**ASSIGNMENT**
Every line of the data below must be given again exactly.

**EXTRACTED ENTRIES**
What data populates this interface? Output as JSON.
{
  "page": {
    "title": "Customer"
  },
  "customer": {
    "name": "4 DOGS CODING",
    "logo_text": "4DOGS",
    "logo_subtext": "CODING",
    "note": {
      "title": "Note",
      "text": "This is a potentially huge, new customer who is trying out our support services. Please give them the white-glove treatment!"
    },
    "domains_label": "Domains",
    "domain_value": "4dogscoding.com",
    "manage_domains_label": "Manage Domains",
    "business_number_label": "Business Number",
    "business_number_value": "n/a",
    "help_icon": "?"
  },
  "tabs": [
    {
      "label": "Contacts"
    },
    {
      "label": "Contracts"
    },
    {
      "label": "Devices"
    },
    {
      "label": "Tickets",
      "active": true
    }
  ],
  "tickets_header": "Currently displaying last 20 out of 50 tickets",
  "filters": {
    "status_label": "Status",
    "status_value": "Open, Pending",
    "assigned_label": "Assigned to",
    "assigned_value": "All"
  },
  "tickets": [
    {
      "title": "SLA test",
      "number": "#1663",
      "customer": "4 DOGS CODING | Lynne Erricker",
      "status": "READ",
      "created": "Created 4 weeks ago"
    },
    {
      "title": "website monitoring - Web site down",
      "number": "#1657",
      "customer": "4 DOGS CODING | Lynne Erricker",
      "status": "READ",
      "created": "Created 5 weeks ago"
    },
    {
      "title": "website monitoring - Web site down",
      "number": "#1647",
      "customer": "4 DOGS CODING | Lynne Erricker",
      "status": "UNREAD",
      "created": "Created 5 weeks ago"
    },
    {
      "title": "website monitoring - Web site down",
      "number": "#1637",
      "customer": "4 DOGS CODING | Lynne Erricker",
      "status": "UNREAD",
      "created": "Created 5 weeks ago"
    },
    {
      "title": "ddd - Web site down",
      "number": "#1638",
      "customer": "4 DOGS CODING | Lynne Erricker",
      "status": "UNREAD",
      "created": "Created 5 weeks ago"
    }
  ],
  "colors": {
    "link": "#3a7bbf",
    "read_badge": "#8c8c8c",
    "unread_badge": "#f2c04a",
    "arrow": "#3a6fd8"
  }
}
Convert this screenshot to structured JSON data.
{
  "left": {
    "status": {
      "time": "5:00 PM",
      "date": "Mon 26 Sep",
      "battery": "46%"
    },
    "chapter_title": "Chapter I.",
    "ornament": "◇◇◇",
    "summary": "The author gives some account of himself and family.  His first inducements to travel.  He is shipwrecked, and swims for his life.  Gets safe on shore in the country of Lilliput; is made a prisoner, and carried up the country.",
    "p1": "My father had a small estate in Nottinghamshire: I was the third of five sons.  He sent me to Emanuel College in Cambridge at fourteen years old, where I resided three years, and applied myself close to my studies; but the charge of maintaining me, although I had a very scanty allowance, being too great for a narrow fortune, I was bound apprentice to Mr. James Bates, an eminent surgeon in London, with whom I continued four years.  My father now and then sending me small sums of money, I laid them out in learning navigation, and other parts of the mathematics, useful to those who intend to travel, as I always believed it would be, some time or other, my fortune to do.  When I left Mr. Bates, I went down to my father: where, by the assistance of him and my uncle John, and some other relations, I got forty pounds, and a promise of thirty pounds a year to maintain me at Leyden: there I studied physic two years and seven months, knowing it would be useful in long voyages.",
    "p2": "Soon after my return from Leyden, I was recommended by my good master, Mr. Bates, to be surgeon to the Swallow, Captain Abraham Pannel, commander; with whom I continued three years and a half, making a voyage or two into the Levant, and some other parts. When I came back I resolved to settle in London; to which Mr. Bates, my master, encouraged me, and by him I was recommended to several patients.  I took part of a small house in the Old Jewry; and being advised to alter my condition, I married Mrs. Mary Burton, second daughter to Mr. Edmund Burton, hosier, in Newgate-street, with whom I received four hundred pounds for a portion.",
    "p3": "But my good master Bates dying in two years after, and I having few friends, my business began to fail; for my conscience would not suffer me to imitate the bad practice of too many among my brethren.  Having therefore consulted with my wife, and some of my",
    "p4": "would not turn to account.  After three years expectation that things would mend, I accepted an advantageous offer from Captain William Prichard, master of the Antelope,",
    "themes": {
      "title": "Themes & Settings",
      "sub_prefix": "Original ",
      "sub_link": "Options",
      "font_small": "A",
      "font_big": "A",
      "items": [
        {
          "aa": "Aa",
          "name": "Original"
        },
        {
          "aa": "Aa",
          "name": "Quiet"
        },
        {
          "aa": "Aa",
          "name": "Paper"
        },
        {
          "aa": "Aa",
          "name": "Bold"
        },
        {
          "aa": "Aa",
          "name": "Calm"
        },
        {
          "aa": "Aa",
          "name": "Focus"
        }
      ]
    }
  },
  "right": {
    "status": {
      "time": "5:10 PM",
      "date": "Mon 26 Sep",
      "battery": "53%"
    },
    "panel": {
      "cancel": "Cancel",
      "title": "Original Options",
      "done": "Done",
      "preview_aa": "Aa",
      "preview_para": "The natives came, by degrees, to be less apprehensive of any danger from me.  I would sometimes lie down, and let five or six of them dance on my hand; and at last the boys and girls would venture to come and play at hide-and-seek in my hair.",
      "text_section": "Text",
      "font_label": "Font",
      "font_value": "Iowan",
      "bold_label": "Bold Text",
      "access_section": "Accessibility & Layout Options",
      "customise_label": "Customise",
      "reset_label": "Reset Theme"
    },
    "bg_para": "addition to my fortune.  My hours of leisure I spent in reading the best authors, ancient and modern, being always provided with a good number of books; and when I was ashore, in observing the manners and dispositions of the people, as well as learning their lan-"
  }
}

**RESPONSE TO THE EXERCISE**
What data populates this interface? Output as JSON.
{
  "page": {
    "title": "Customer"
  },
  "customer": {
    "name": "4 DOGS CODING",
    "logo_text": "4DOGS",
    "logo_subtext": "CODING",
    "note": {
      "title": "Note",
      "text": "This is a potentially huge, new customer who is trying out our support services. Please give them the white-glove treatment!"
    },
    "domains_label": "Domains",
    "domain_value": "4dogscoding.com",
    "manage_domains_label": "Manage Domains",
    "business_number_label": "Business Number",
    "business_number_value": "n/a",
    "help_icon": "?"
  },
  "tabs": [
    {
      "label": "Contacts"
    },
    {
      "label": "Contracts"
    },
    {
      "label": "Devices"
    },
    {
      "label": "Tickets",
      "active": true
    }
  ],
  "tickets_header": "Currently displaying last 20 out of 50 tickets",
  "filters": {
    "status_label": "Status",
    "status_value": "Open, Pending",
    "assigned_label": "Assigned to",
    "assigned_value": "All"
  },
  "tickets": [
    {
      "title": "SLA test",
      "number": "#1663",
      "customer": "4 DOGS CODING | Lynne Erricker",
      "status": "READ",
      "created": "Created 4 weeks ago"
    },
    {
      "title": "website monitoring - Web site down",
      "number": "#1657",
      "customer": "4 DOGS CODING | Lynne Erricker",
      "status": "READ",
      "created": "Created 5 weeks ago"
    },
    {
      "title": "website monitoring - Web site down",
      "number": "#1647",
      "customer": "4 DOGS CODING | Lynne Erricker",
      "status": "UNREAD",
      "created": "Created 5 weeks ago"
    },
    {
      "title": "website monitoring - Web site down",
      "number": "#1637",
      "customer": "4 DOGS CODING | Lynne Erricker",
      "status": "UNREAD",
      "created": "Created 5 weeks ago"
    },
    {
      "title": "ddd - Web site down",
      "number": "#1638",
      "customer": "4 DOGS CODING | Lynne Erricker",
      "status": "UNREAD",
      "created": "Created 5 weeks ago"
    }
  ],
  "colors": {
    "link": "#3a7bbf",
    "read_badge": "#8c8c8c",
    "unread_badge": "#f2c04a",
    "arrow": "#3a6fd8"
  }
}
Convert this screenshot to structured JSON data.
{
  "left": {
    "status": {
      "time": "5:00 PM",
      "date": "Mon 26 Sep",
      "battery": "46%"
    },
    "chapter_title": "Chapter I.",
    "ornament": "◇◇◇",
    "summary": "The author gives some account of himself and family.  His first inducements to travel.  He is shipwrecked, and swims for his life.  Gets safe on shore in the country of Lilliput; is made a prisoner, and carried up the country.",
    "p1": "My father had a small estate in Nottinghamshire: I was the third of five sons.  He sent me to Emanuel College in Cambridge at fourteen years old, where I resided three years, and applied myself close to my studies; but the charge of maintaining me, although I had a very scanty allowance, being too great for a narrow fortune, I was bound apprentice to Mr. James Bates, an eminent surgeon in London, with whom I continued four years.  My father now and then sending me small sums of money, I laid them out in learning navigation, and other parts of the mathematics, useful to those who intend to travel, as I always believed it would be, some time or other, my fortune to do.  When I left Mr. Bates, I went down to my father: where, by the assistance of him and my uncle John, and some other relations, I got forty pounds, and a promise of thirty pounds a year to maintain me at Leyden: there I studied physic two years and seven months, knowing it would be useful in long voyages.",
    "p2": "Soon after my return from Leyden, I was recommended by my good master, Mr. Bates, to be surgeon to the Swallow, Captain Abraham Pannel, commander; with whom I continued three years and a half, making a voyage or two into the Levant, and some other parts. When I came back I resolved to settle in London; to which Mr. Bates, my master, encouraged me, and by him I was recommended to several patients.  I took part of a small house in the Old Jewry; and being advised to alter my condition, I married Mrs. Mary Burton, second daughter to Mr. Edmund Burton, hosier, in Newgate-street, with whom I received four hundred pounds for a portion.",
    "p3": "But my good master Bates dying in two years after, and I having few friends, my business began to fail; for my conscience would not suffer me to imitate the bad practice of too many among my brethren.  Having therefore consulted with my wife, and some of my",
    "p4": "would not turn to account.  After three years expectation that things would mend, I accepted an advantageous offer from Captain William Prichard, master of the Antelope,",
    "themes": {
      "title": "Themes & Settings",
      "sub_prefix": "Original ",
      "sub_link": "Options",
      "font_small": "A",
      "font_big": "A",
      "items": [
        {
          "aa": "Aa",
          "name": "Original"
        },
        {
          "aa": "Aa",
          "name": "Quiet"
        },
        {
          "aa": "Aa",
          "name": "Paper"
        },
        {
          "aa": "Aa",
          "name": "Bold"
        },
        {
          "aa": "Aa",
          "name": "Calm"
        },
        {
          "aa": "Aa",
          "name": "Focus"
        }
      ]
    }
  },
  "right": {
    "status": {
      "time": "5:10 PM",
      "date": "Mon 26 Sep",
      "battery": "53%"
    },
    "panel": {
      "cancel": "Cancel",
      "title": "Original Options",
      "done": "Done",
      "preview_aa": "Aa",
      "preview_para": "The natives came, by degrees, to be less apprehensive of any danger from me.  I would sometimes lie down, and let five or six of them dance on my hand; and at last the boys and girls would venture to come and play at hide-and-seek in my hair.",
      "text_section": "Text",
      "font_label": "Font",
      "font_value": "Iowan",
      "bold_label": "Bold Text",
      "access_section": "Accessibility & Layout Options",
      "customise_label": "Customise",
      "reset_label": "Reset Theme"
    },
    "bg_para": "addition to my fortune.  My hours of leisure I spent in reading the best authors, ancient and modern, being always provided with a good number of books; and when I was ashore, in observing the manners and dispositions of the people, as well as learning their lan-"
  }
}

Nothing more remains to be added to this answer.